PROBLEM: In your reply, repeat every entry exactly and skip over each picture.

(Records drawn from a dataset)

▼

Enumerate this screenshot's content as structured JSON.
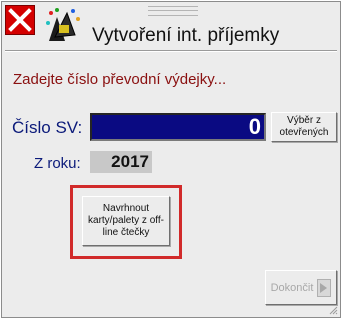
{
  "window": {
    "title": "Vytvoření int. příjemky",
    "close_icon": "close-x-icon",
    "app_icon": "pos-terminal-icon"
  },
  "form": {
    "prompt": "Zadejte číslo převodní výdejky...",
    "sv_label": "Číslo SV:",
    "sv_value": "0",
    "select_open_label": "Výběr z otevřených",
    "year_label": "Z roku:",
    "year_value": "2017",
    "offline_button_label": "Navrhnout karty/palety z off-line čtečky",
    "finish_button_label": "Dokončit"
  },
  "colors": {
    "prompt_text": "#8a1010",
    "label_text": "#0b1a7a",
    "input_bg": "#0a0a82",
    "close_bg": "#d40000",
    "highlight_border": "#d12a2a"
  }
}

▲

RESPONSE TO THIS TASK:
Enumerate this screenshot's content as structured JSON.
{
  "window": {
    "title": "Vytvoření int. příjemky",
    "close_icon": "close-x-icon",
    "app_icon": "pos-terminal-icon"
  },
  "form": {
    "prompt": "Zadejte číslo převodní výdejky...",
    "sv_label": "Číslo SV:",
    "sv_value": "0",
    "select_open_label": "Výběr z otevřených",
    "year_label": "Z roku:",
    "year_value": "2017",
    "offline_button_label": "Navrhnout karty/palety z off-line čtečky",
    "finish_button_label": "Dokončit"
  },
  "colors": {
    "prompt_text": "#8a1010",
    "label_text": "#0b1a7a",
    "input_bg": "#0a0a82",
    "close_bg": "#d40000",
    "highlight_border": "#d12a2a"
  }
}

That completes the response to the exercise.